July 25, 2016

Digital Media as Interactive Textbook

Category: Edtech
museum patrons using tablet at exhibit

Recently, I was a guest on the Meanwhile in the Future podcast on an episode titled “Flash Forward,” speaking about digital media and education. While speaking with Rose Eveleth, the host, I said something that’s sort of stuck with me in terms of thinking about what the roles of media and communications are in digital media. I do not believe that it can ever replace the classroom space and I worry about all the edtech efforts that are so heavily invested in the attempt to do just that. Loss of other senses and effect on critical thinking and reasoning by digital media make me wary of it being an imagined space of a full learning experience.

I think I am ready to completely own the idea of positioning digital media in the classroom as a supplemental interactive textbook, something publishers have attempted to capitalize on by shifting from being learning companies that provide not just the book, but also a platform with information to supplement and enhance the book. These platforms generally require a key that the student can obtain only by purchasing a new copy which, for many students, is financially unfeasible once they reach higher education and are required to buy their own books. Even before then, many K-12 schools are just not able to replace every book every year for every student to ensure they are getting “the most” as dictated by the publisher.

Outside of traditional publishing, the spaces where digital media as bonus knowledge in learning spaces can be seen in MOOCs and Virtual Reality, done in two different ways. MOOCs provide set content. Users can assess the value of MOOCs in advance and, then, choose to immerse themselves in the whole experience or they can drop in when needed.  VR on the other hand allows students to go on guided tours created by whomever designed the tour, and, in some cases, driven then by a single person as is the case with the now available Google Expeditions. With this program, a teacher controls the tour from her or his tablet and the students journey within that selection from their own tablets or VR headsets.

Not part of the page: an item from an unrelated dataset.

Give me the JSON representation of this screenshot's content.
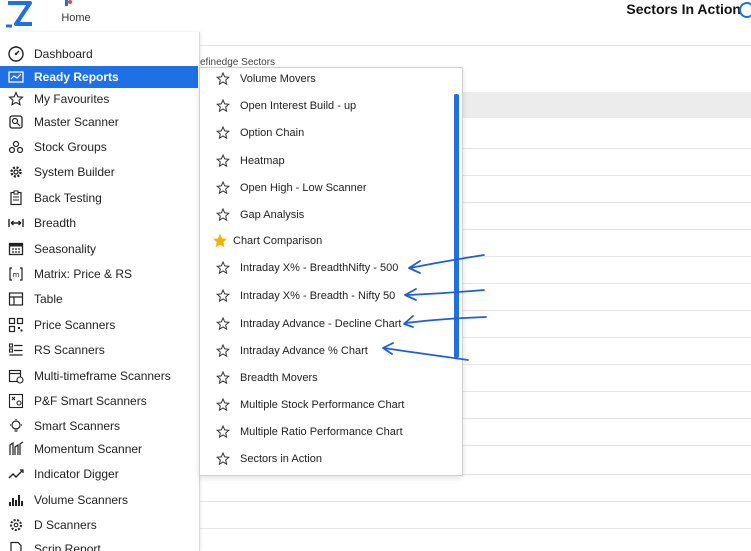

I am still excited about the potential of Virtual Reality even as I am cautious. A few months ago, I took my children to the Museum of Modern Art. They were very excited to see “Starry Night.” However, they are not very tall so they tried to get in front of people to get a closer look. They ended up too close to the rope for the security guard’s comfort and we were told to step back. How amazing would it have been to have a headset next to the art that allowed the viewer to get closer to the art or even within the brush strokes? We often hear too of paintings, when being restored, revealing multiple other paintings or sketches underneath. This too can be explored. This enhancement isn’t limited to art. Learning geography, social science and history about spaces and places that are too far away or no longer reachable can become an enhanced experience through reading, film, and virtual interactive experiences. This is an augmented interactive learning text.

The examples mentioned above are dependent for most learners on other people determining what content would be the most useful. I think the biggest thing connected learning can do is break away from the proscriptive nature of platforms and information curated by those outside of the learning space. Instead of just relying on what is given, think through the things that are missing or that the learning community seems to be pulled toward and find ways to design unique experiences and assignments that are dependent on digital media to bring that knowledge into learning.

Digital media plants the seed of knowledge but it takes connected learning activities that can be structured and are collaborative and social in nature to take the information gained with these new digital media tools into knowledge. We can learn more with digital media than with a standard textbook given the scale and flexibility of the media, but it requires us to put forward creative approaches to making things make sense together and making them make sense for the context of the learners. Digital media in and of itself will not lead everyone to a better ability to think critically and reason, but it can enhance the practices we already have as we move forward to the future of learning.

Banner image credit: Barry Joseph